### ABOUT THIS EXERCISE
Below are the records; how many of their lines contain "screenshot"? Reply only with that figure.

### PROVIDED DATA
####################

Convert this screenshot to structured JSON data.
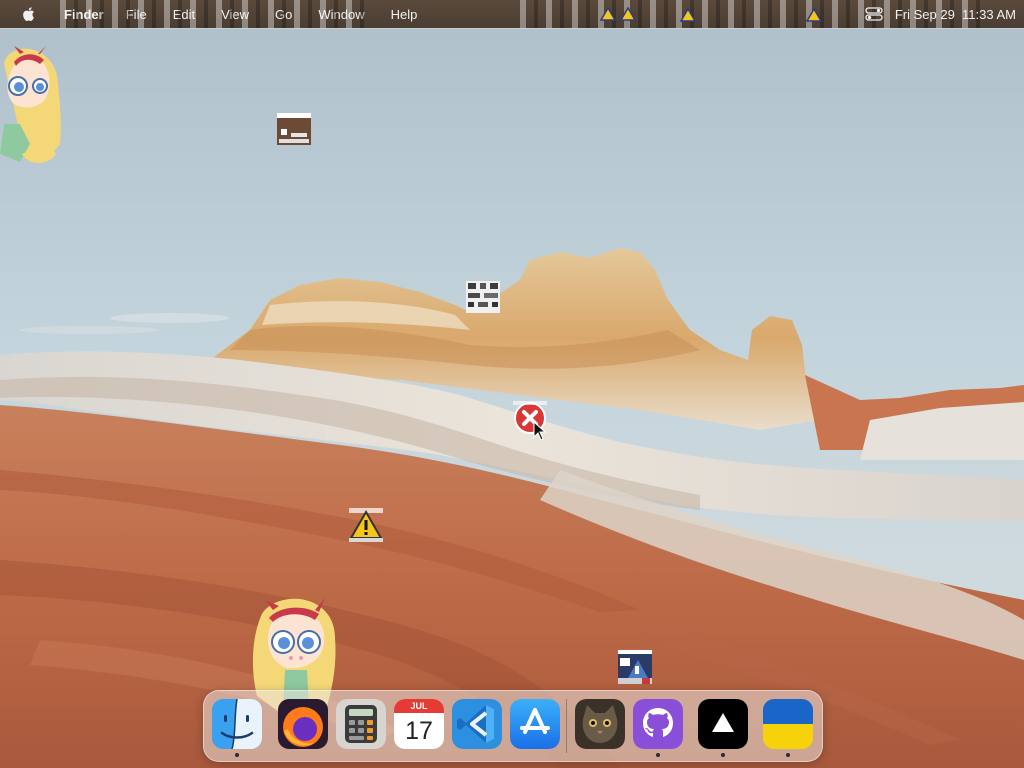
{
  "menubar": {
    "apple_icon": "apple-icon",
    "app_name": "Finder",
    "items": [
      "File",
      "Edit",
      "View",
      "Go",
      "Window",
      "Help"
    ],
    "status_icons": [
      "warning-icon",
      "warning-icon",
      "warning-icon",
      "warning-icon",
      "control-center-icon"
    ],
    "clock": "Fri Sep 29  11:33 AM"
  },
  "desktop": {
    "wallpaper": "desert-rock-formation",
    "objects": [
      {
        "name": "star-butterfly-sprite"
      },
      {
        "name": "broken-image-icon"
      },
      {
        "name": "broken-image-icon"
      },
      {
        "name": "error-icon"
      },
      {
        "name": "warning-icon"
      },
      {
        "name": "star-butterfly-sprite"
      },
      {
        "name": "broken-image-icon"
      }
    ]
  },
  "dock": {
    "apps": [
      {
        "name": "Finder",
        "icon": "finder-icon",
        "running": true
      },
      {
        "name": "Firefox",
        "icon": "firefox-icon",
        "running": false
      },
      {
        "name": "Calculator",
        "icon": "calculator-icon",
        "running": false
      },
      {
        "name": "Calendar",
        "icon": "calendar-icon",
        "running": false,
        "month": "JUL",
        "day": "17"
      },
      {
        "name": "Visual Studio Code",
        "icon": "vscode-icon",
        "running": false
      },
      {
        "name": "App Store",
        "icon": "app-store-icon",
        "running": false
      },
      {
        "name": "Cat Photo",
        "icon": "cat-icon",
        "running": false
      },
      {
        "name": "GitHub Desktop",
        "icon": "github-icon",
        "running": true
      },
      {
        "name": "Vercel",
        "icon": "vercel-icon",
        "running": true
      },
      {
        "name": "Ukraine",
        "icon": "ukraine-flag-icon",
        "running": true
      }
    ]
  },
  "colors": {
    "menubar": "#4e4034",
    "sky": "#b9cdd8",
    "sand": "#c2714e",
    "rock": "#e2d6c6"
  }
}
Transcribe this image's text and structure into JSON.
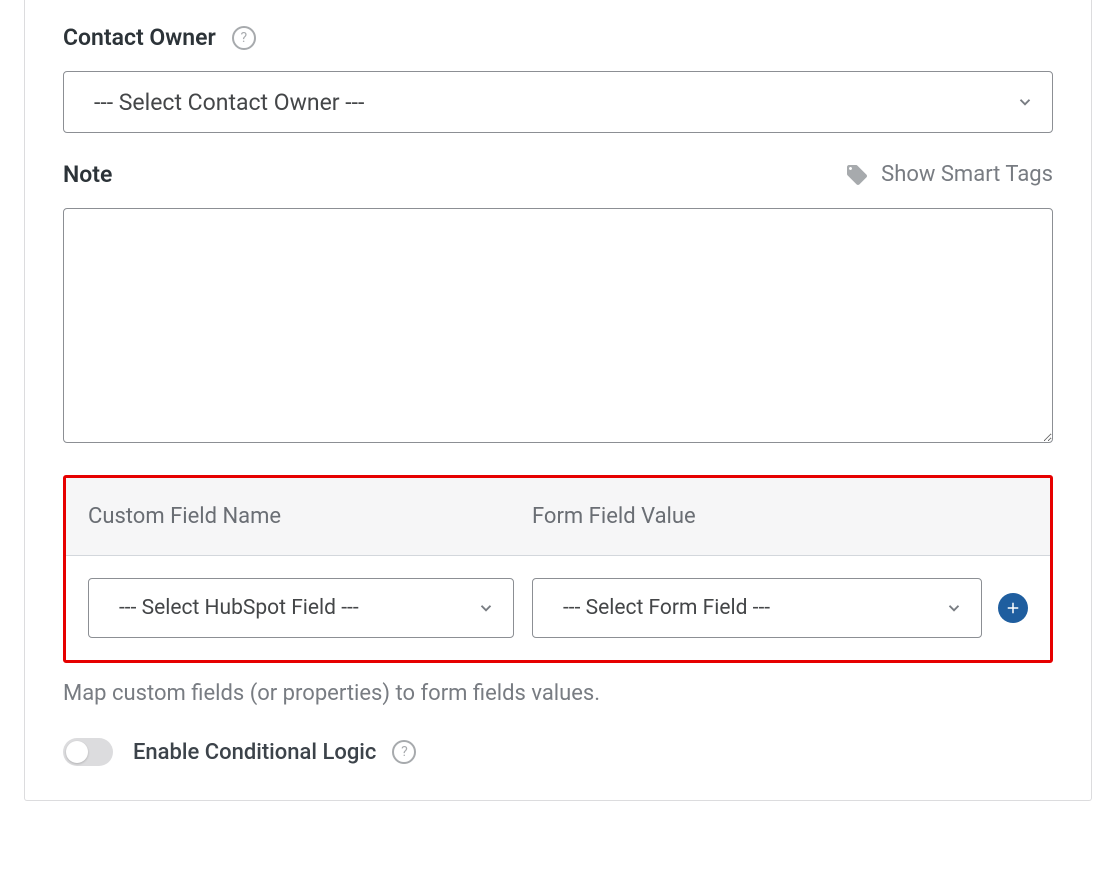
{
  "contactOwner": {
    "label": "Contact Owner",
    "selected": "--- Select Contact Owner ---"
  },
  "note": {
    "label": "Note",
    "smartTagsLabel": "Show Smart Tags",
    "value": ""
  },
  "customFields": {
    "headerCol1": "Custom Field Name",
    "headerCol2": "Form Field Value",
    "row": {
      "hubspotField": "--- Select HubSpot Field ---",
      "formField": "--- Select Form Field ---"
    },
    "helpText": "Map custom fields (or properties) to form fields values."
  },
  "conditionalLogic": {
    "label": "Enable Conditional Logic",
    "enabled": false
  }
}
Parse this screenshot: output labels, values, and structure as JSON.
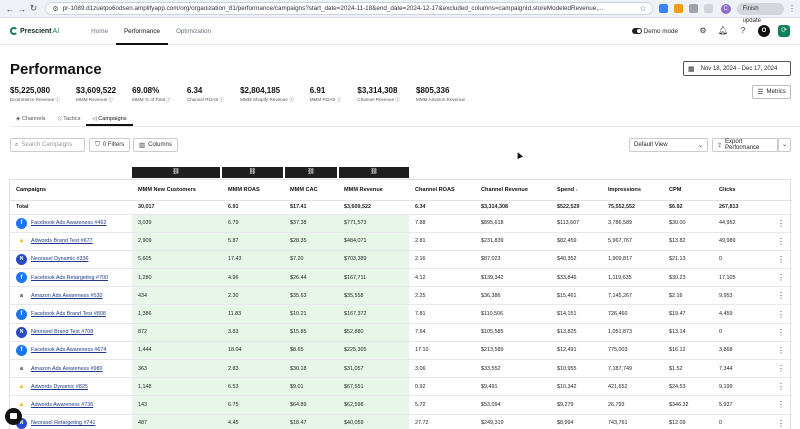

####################

### WRITTEN RESPONSE
2